## Problem
Each line of the records below that contains "OneDrive" needs to be copied.

*** Exercise data ***

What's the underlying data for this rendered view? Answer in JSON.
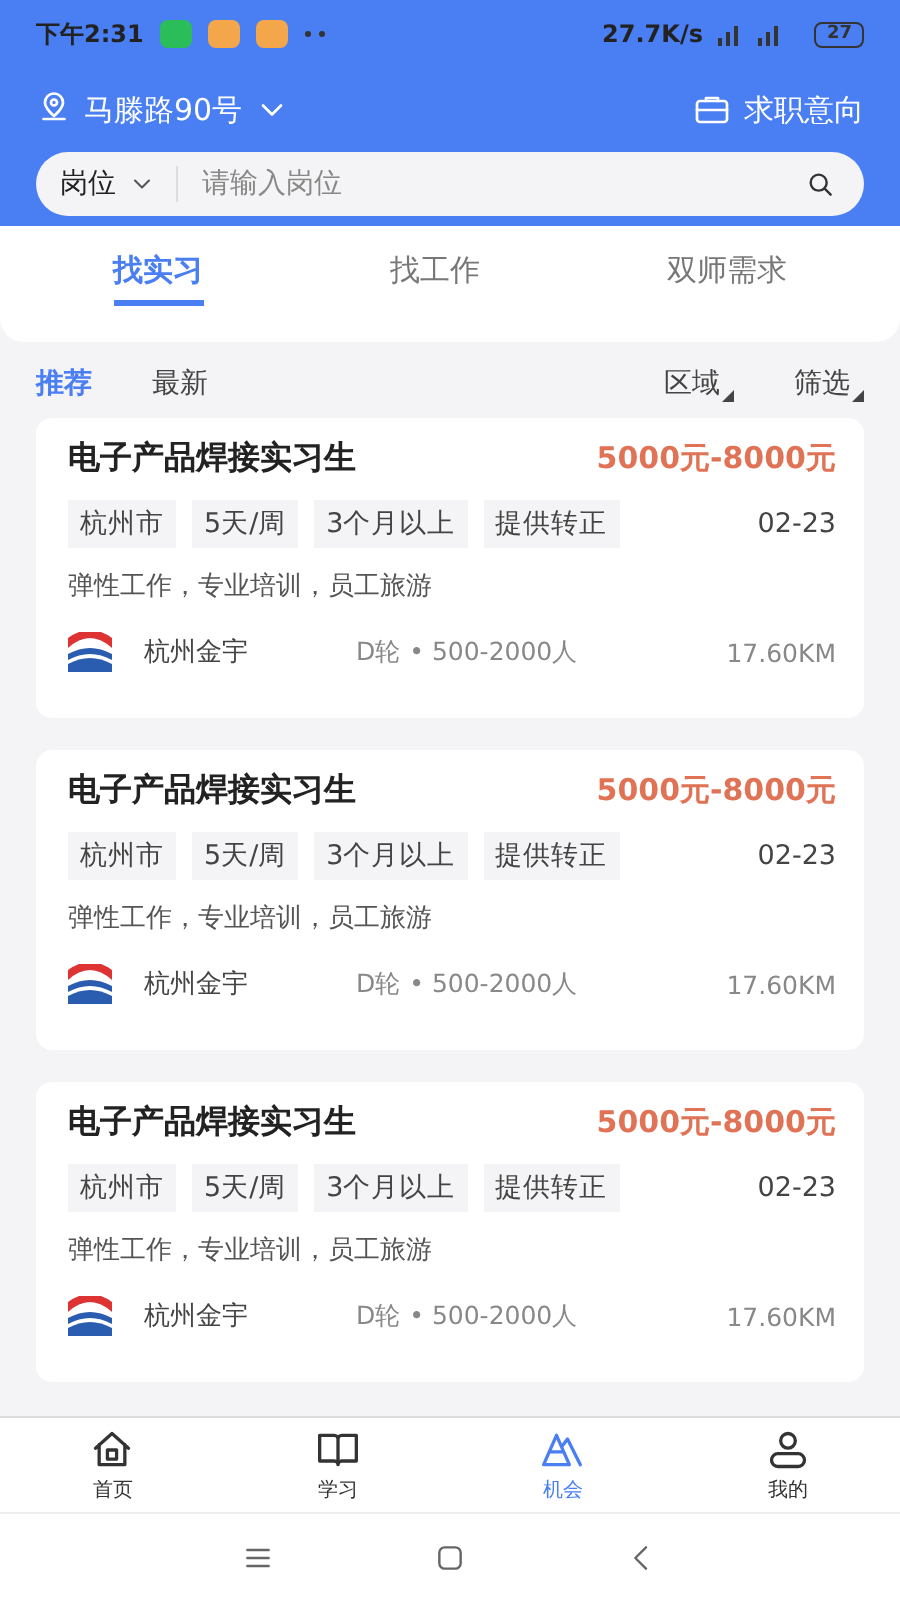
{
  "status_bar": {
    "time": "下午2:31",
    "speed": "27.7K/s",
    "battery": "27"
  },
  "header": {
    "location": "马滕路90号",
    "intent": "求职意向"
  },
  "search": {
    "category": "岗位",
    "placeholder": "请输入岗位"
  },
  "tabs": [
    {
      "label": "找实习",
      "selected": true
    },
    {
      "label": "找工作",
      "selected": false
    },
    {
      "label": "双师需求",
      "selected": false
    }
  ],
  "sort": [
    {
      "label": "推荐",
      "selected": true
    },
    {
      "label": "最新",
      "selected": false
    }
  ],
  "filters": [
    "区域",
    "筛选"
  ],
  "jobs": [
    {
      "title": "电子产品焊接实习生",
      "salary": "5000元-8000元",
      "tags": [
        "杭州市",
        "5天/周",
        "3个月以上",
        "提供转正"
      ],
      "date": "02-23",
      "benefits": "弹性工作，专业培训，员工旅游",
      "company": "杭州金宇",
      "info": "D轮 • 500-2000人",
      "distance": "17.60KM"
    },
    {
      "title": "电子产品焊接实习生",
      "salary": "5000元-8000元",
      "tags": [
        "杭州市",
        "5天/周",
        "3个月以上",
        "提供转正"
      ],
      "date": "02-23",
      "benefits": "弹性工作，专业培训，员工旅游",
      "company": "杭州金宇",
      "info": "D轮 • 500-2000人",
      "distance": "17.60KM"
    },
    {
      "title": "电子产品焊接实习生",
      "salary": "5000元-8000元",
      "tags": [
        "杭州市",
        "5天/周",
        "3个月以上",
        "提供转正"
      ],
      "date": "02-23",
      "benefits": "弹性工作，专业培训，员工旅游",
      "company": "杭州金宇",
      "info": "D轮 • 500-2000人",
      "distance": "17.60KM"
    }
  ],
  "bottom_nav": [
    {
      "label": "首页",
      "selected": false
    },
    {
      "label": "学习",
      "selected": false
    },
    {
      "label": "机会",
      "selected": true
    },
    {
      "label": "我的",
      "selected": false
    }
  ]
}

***
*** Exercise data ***

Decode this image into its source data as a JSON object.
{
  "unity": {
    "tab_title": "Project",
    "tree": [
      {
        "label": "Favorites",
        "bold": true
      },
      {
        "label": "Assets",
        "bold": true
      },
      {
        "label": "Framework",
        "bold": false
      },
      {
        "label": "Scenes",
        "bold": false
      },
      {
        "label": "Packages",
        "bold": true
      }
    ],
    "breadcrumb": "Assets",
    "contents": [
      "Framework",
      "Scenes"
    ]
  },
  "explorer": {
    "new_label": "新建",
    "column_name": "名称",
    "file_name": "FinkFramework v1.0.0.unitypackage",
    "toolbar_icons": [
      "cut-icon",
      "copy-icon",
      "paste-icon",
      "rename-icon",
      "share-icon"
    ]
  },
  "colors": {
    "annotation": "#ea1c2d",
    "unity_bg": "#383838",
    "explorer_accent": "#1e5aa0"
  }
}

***
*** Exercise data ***

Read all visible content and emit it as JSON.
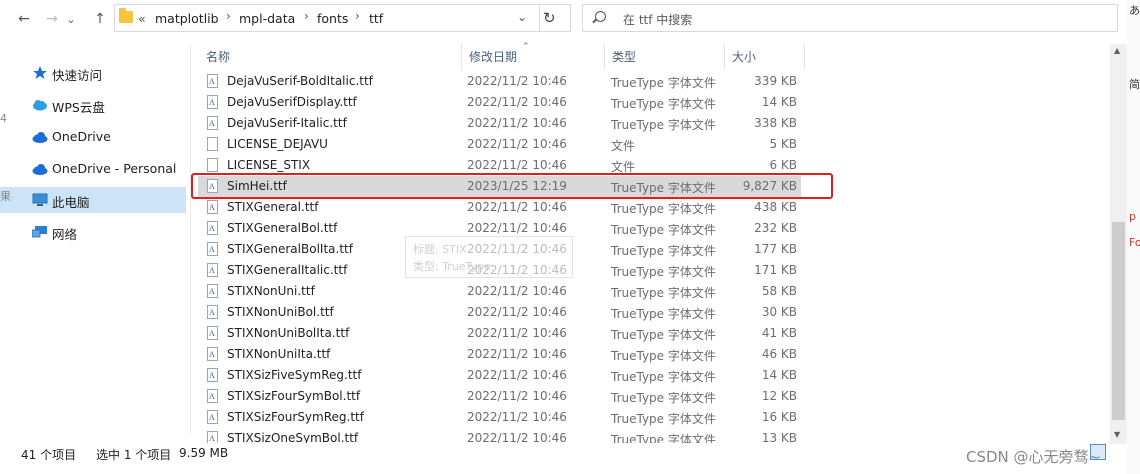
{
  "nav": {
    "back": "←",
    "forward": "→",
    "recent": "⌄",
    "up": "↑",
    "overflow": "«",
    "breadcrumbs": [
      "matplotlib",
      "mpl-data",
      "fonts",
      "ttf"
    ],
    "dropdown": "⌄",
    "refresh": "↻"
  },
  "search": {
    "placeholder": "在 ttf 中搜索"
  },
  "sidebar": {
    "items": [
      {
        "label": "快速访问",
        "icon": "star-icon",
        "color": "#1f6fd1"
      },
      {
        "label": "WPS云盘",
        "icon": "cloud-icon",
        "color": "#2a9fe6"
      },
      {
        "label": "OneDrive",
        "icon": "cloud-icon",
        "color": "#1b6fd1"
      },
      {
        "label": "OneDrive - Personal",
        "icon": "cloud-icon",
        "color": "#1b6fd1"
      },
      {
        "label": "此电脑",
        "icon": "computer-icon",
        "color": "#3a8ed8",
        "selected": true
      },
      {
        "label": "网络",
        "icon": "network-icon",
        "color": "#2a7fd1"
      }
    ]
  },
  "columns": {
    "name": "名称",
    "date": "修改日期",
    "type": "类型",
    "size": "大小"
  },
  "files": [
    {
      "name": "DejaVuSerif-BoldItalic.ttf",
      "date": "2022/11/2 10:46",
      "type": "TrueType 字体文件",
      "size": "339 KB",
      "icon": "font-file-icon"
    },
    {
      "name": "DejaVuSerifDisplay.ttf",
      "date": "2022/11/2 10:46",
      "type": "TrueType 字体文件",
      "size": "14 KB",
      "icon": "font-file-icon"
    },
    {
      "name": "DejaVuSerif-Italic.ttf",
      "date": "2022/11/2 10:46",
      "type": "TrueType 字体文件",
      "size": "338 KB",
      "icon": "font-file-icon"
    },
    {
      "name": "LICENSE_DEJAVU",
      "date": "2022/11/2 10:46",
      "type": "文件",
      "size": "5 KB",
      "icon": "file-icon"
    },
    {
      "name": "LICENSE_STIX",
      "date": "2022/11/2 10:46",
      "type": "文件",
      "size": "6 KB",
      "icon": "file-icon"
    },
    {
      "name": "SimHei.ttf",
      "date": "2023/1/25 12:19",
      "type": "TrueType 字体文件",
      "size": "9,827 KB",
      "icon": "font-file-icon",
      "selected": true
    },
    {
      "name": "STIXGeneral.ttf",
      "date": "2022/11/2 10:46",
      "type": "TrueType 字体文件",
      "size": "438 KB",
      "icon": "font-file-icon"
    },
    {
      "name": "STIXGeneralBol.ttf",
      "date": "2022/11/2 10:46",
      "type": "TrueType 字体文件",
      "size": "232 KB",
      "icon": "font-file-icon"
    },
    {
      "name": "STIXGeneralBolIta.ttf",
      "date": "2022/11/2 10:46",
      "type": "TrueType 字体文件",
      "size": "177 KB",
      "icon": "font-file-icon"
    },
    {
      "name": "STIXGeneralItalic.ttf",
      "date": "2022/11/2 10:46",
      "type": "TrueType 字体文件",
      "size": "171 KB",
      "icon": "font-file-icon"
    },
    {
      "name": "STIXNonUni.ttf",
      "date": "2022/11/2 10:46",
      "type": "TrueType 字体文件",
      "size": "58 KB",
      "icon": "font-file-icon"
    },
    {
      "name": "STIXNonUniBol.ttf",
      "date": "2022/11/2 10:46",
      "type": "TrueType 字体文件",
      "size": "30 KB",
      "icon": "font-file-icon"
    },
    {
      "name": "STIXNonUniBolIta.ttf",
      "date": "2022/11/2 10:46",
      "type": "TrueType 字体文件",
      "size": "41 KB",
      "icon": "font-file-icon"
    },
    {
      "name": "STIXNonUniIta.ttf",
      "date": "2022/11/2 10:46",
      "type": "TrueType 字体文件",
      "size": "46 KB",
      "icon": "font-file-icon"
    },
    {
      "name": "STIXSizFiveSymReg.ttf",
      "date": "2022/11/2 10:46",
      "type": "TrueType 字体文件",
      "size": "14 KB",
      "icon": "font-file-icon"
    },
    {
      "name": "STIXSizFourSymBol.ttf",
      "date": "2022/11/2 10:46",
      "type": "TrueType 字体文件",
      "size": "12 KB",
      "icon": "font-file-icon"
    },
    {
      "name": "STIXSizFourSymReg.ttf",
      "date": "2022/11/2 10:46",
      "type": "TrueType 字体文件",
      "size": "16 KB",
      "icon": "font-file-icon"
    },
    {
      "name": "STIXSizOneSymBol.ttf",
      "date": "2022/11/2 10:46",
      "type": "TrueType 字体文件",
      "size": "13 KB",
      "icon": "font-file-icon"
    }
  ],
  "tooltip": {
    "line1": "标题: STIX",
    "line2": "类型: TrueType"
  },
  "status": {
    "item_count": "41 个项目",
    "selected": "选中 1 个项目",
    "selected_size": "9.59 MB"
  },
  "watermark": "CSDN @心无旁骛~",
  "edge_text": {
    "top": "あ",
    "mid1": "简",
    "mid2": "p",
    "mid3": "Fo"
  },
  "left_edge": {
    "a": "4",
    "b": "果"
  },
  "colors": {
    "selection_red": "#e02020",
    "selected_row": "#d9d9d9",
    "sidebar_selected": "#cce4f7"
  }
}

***

## Exercise response
        "label": "OneDrive",
        "label": "OneDrive - Personal",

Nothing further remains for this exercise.